[Note: The following text was taken verbatim from the “M Men-Gleaner Manual, Love, Marriage, and You” used in 1956-1957. Previous entries in this series can be found here.]
Chastity and You
During World War II two soldiers, Tom and Vince, were off duty for six hours in a small French town. Both were in their early twenties and were morally clean. They sauntered about the streets in the dusk of the evening and then stopped for some food in a dimmed-out eating place. Two girls were seated at a table nearby and smiled at them in a friendly way. Before long, the girls came over to their table and started a simple conversation in broken English. Tom and Vince did not give them any encouragement and the girls finally left the eating place. However, as they arose to leave, one of the girls handed Tom a card with an address and telephone number on it.
As soon as the girls had gone, Tom suggested that they follow them to their rooms. Vince flatly refused, with the statement, “I’m a Mormon, and God and my Church tell me that’s wrong.”
Tom replied, “Ah, just this once. We’re due to go to the front lines soon, and no one will know anything about it.”
Vince quickly retorted, “God and my conscience always know what I do, and besides I believe that Sally (his fiance at home) and I will be happier in marriage if I don’t.”
Tom was convinced. In fact, an hour or two later he nudged Vince and said, “I’m glad you are with me. You have helped me to do what is right.”
1. What worth-while lessons are illustrated by this incident?

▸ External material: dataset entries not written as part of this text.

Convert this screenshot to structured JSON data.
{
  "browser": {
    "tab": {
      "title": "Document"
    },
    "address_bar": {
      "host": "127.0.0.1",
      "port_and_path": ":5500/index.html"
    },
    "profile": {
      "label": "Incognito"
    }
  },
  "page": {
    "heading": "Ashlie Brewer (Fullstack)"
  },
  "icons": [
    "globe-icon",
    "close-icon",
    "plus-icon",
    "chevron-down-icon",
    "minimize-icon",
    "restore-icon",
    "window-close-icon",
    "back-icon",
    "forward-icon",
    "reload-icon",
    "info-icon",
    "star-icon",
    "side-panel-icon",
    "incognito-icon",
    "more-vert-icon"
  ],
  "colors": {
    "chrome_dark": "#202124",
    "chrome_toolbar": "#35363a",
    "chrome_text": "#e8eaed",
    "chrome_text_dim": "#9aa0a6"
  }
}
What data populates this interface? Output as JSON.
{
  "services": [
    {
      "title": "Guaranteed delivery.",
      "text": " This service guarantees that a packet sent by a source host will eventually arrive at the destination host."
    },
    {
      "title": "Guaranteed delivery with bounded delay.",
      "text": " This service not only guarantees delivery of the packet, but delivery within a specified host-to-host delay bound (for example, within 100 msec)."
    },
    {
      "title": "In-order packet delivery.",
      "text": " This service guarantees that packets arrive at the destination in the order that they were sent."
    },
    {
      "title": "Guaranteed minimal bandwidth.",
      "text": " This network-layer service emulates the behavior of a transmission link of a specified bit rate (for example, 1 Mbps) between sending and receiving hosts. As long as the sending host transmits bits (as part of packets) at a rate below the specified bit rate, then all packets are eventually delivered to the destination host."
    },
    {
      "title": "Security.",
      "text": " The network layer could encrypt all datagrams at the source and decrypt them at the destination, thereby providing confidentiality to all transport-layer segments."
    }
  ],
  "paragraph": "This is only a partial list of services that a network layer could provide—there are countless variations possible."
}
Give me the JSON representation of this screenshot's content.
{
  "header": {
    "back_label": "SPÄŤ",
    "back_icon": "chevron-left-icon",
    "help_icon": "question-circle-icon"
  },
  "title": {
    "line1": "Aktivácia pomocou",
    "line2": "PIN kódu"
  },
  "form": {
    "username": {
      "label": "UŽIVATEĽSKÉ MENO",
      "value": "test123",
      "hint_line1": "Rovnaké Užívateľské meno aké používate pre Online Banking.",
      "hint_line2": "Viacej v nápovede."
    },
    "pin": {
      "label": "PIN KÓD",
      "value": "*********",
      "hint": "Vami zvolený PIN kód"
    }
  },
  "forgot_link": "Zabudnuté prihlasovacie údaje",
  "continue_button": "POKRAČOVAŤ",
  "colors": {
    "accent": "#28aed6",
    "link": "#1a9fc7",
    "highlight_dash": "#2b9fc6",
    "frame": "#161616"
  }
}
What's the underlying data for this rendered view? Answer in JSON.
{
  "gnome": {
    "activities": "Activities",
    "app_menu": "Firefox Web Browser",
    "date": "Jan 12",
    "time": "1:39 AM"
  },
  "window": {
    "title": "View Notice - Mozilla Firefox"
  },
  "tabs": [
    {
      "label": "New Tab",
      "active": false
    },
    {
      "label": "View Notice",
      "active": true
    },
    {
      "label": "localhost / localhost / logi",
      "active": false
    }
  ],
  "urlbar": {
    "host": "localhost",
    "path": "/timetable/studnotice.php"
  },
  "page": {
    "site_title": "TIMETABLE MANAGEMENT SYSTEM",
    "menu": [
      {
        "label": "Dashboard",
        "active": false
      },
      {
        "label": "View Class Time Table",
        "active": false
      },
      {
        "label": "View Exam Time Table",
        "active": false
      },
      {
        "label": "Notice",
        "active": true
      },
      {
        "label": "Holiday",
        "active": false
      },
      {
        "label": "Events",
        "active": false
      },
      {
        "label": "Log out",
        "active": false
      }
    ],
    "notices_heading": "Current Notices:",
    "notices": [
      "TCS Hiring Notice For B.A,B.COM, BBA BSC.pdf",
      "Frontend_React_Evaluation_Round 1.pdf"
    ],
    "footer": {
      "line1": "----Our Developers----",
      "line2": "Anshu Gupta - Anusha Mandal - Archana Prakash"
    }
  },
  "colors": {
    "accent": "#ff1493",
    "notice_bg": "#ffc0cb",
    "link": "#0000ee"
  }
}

2. Was Vince right in his belief that his own marriage would be happier if he didn’t go to the rooms of these girls?